Nanaimo resident donates $2 million to bring PET/CT technology to Island cancer patients

December 1, 2017

Found in News

VICTORIA, B.C. – Today, the BC Cancer Foundation announced an incredible $2 million donation from Nanaimo resident Gordon Heys to bring a critical PET/CT scanner to BC Cancer – Victoria. The donation caps the BC Cancer Foundation’s $5 million campaign for PET/CT on Vancouver Island, meaning this life-saving cancer diagnostic tool is one step closer to thousands of families in need.

“We are incredibly inspired by Gordon Heys’ investment in BC Cancer,” says Sarah Roth, president & CEO, BC Cancer Foundation. “Families across the Island will benefit from Gordon’s generosity and that of more than 3,500 donors to ensure people in our communities have world-leading cancer care close to come.”

BC Cancer Foundation Vancouver Island Centre
L to R: Dr Sam Kader, Ralph Mundel (thrifty foods), Diane Heys, Gordon Heys, Sarah Roth, Kelly Nysted 

This past year Heys was shocked by a cancer diagnosis. His treatments included months of radiation therapy and chemotherapy at the BC Cancer Vancouver Island Centre. Thankful for the care he received, Heys was motivated to give back with the $2 million, one of the largest donations received for BC Cancer – Victoria.

“While taking my radiation treatment, I was very impressed by the hardworking people dedicated to improving the outcome and enhancing the experience of patients with cancer here on the Island,” says the Nanaimo-based residential real estate developer and businessman.

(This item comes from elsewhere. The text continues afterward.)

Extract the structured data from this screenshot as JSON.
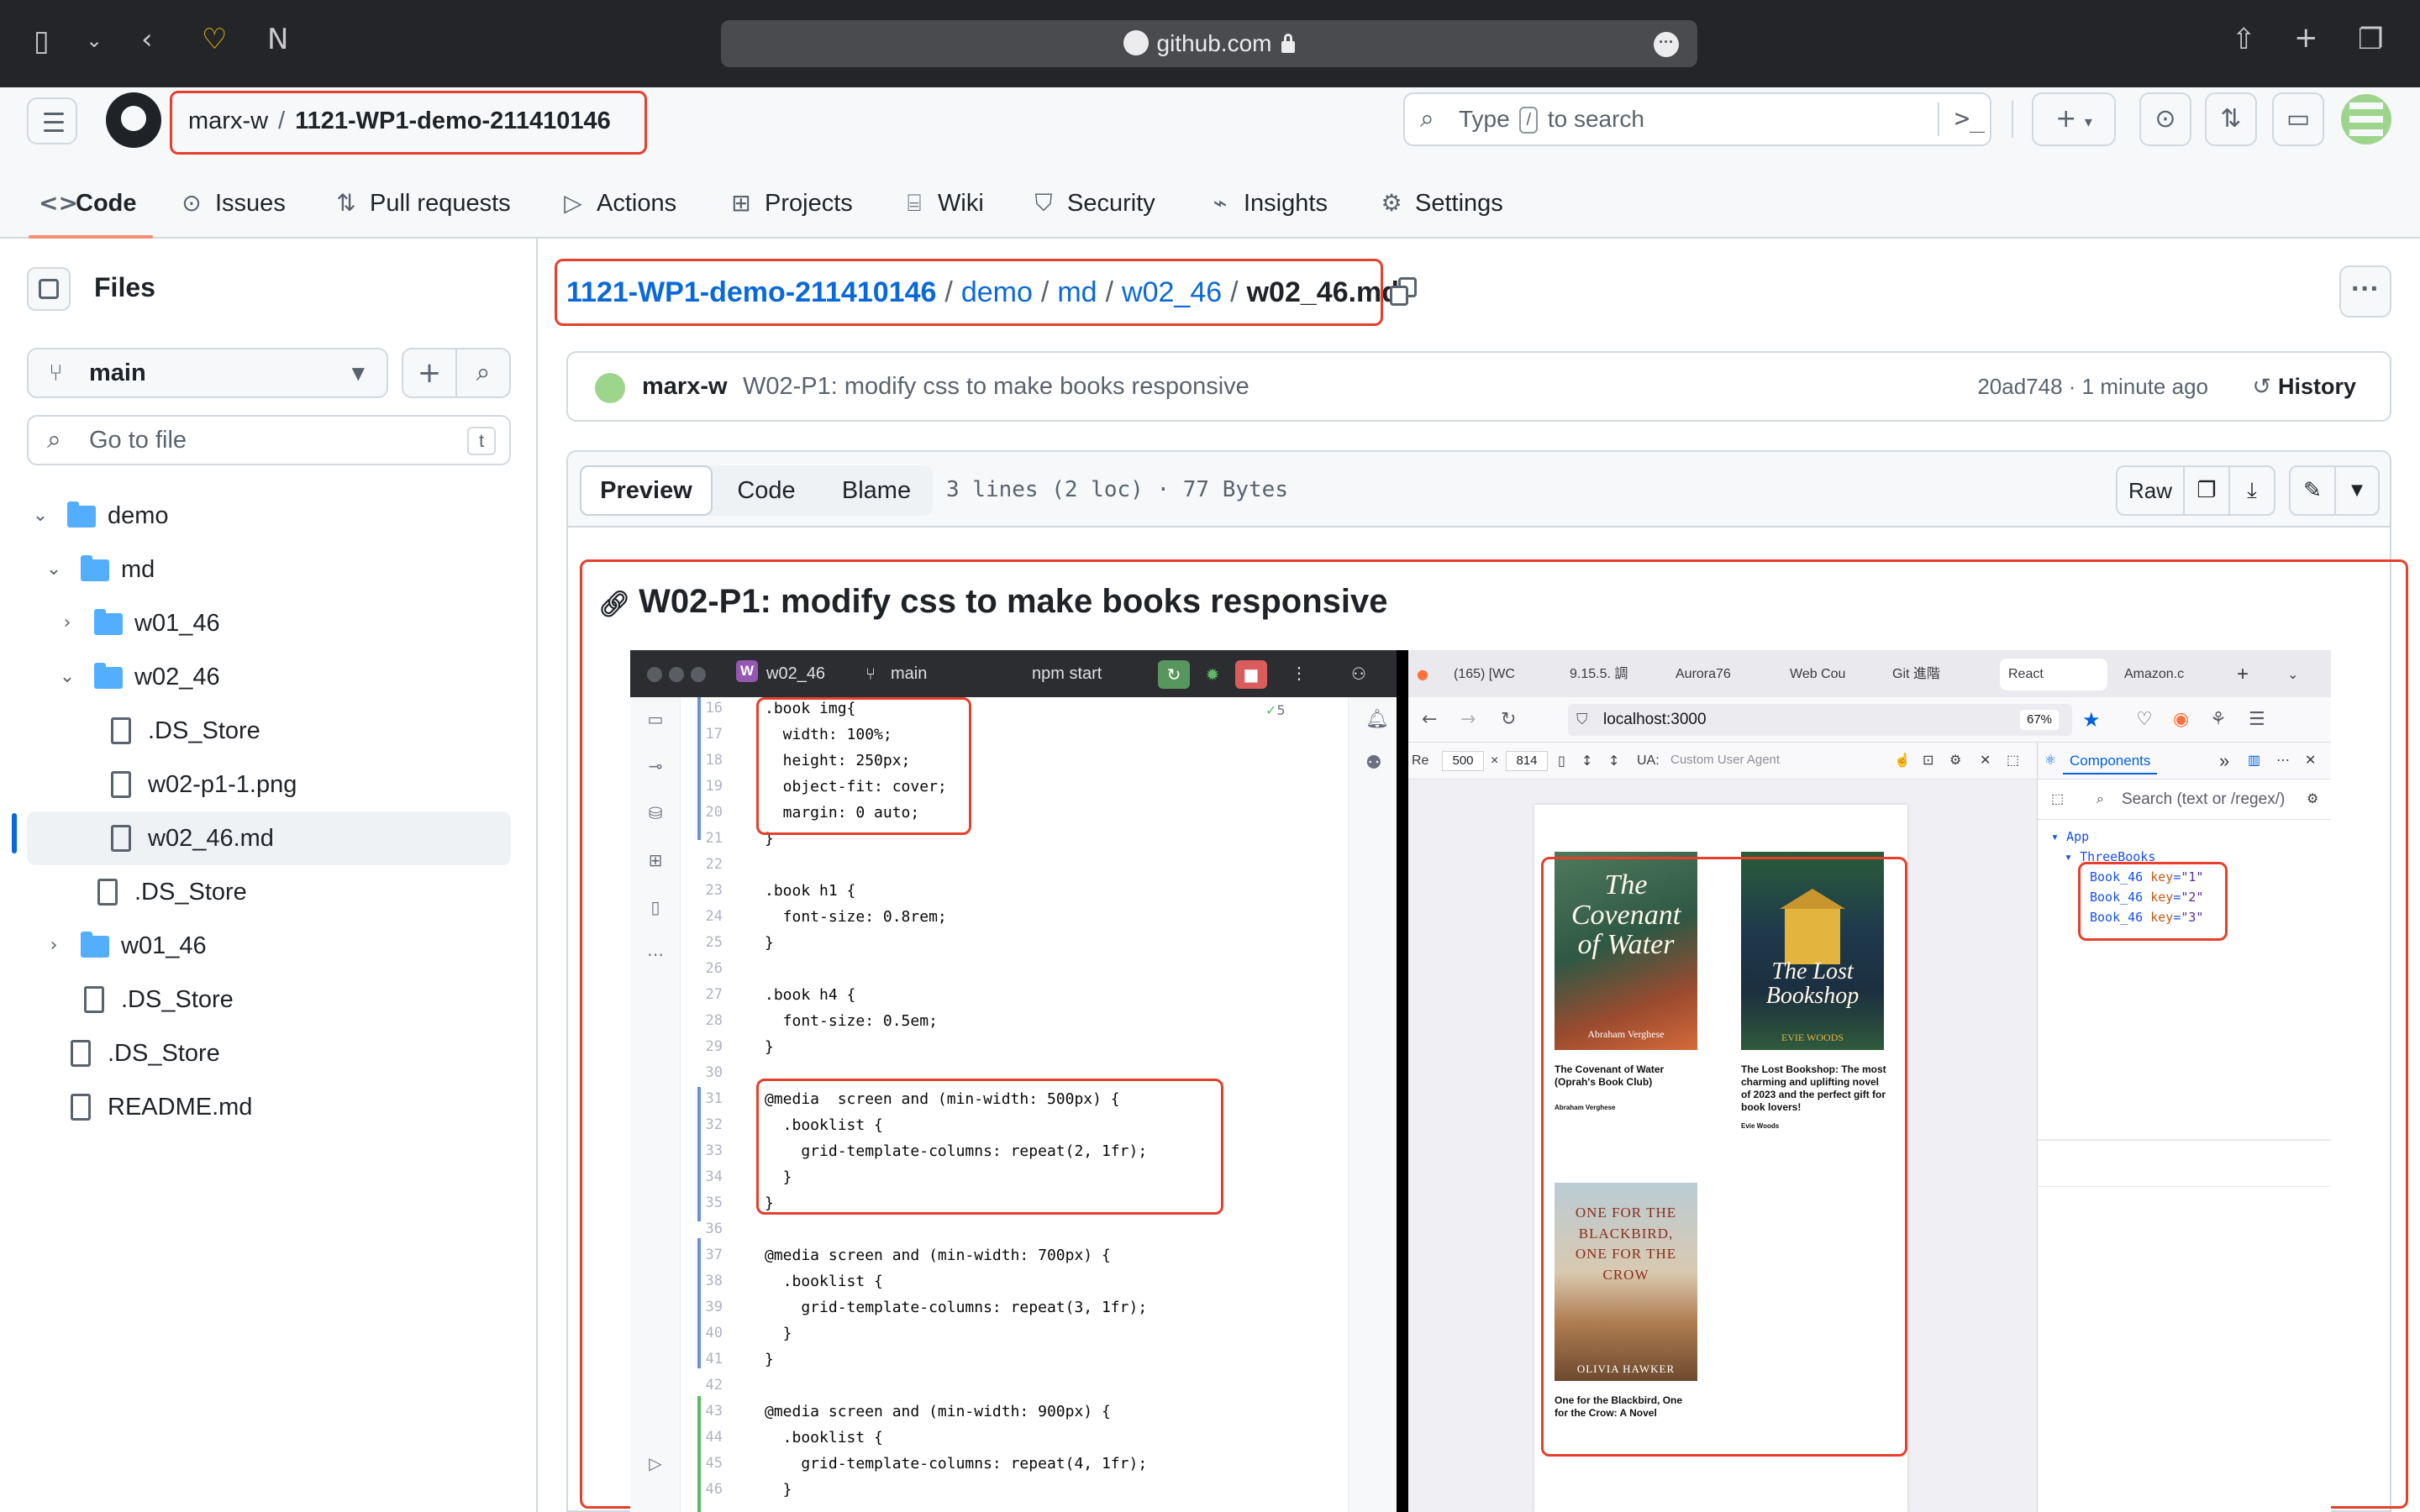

“Cancer is something that almost half of all people will have to face in their lives, so to all those people and the special friends in my life who have been affected by cancer I make this gift with pride, humility, and as a tribute my wonderful family.”



Currently, close to 1,500 Island residents travel to Vancouver each year for a PET/CT scan, critical in cancer diagnosis, staging and treatment planning. There are two PET/CT scanners in the province, both housed at the BC Cancer Vancouver Centre. Recent stats suggest one in two people will receive a cancer diagnosis in their lifetime and the rise in cases will place growing demand on cancer services across B.C.

“A PET/CT scanner enables oncologists to develop the most appropriate treatment plan for people facing cancer,” says Dr. Pete Tonseth, radiologist and nuclear medicine physician at BC Cancer.

“It often means patients can be spared procedures and treatments that may be unnecessary depending on their prognosis, such as surgery or radiation therapy.”

The BC Cancer Foundation kicked off the $5 million fundraising campaign last December with a commitment to bring PET/CT technology to the Island. The campaign launched with a gift of $1 million from long-time supporter Thrifty Foods and quickly rallied close to 1800 people from every community.

The BC Cancer Foundation is the fundraising partner of BC Cancer. Together with our donors we are changing the outcome for people affected by cancer in B.C. and beyond by connecting personalized care, innovative research and opportunities to contribute. Every dollar raised directly supports BC Cancer to advance research, enhance care and break down cancer to benefit the people of B.C.

Learn more at bccancerfoundation.com or follow us @bccancerfdn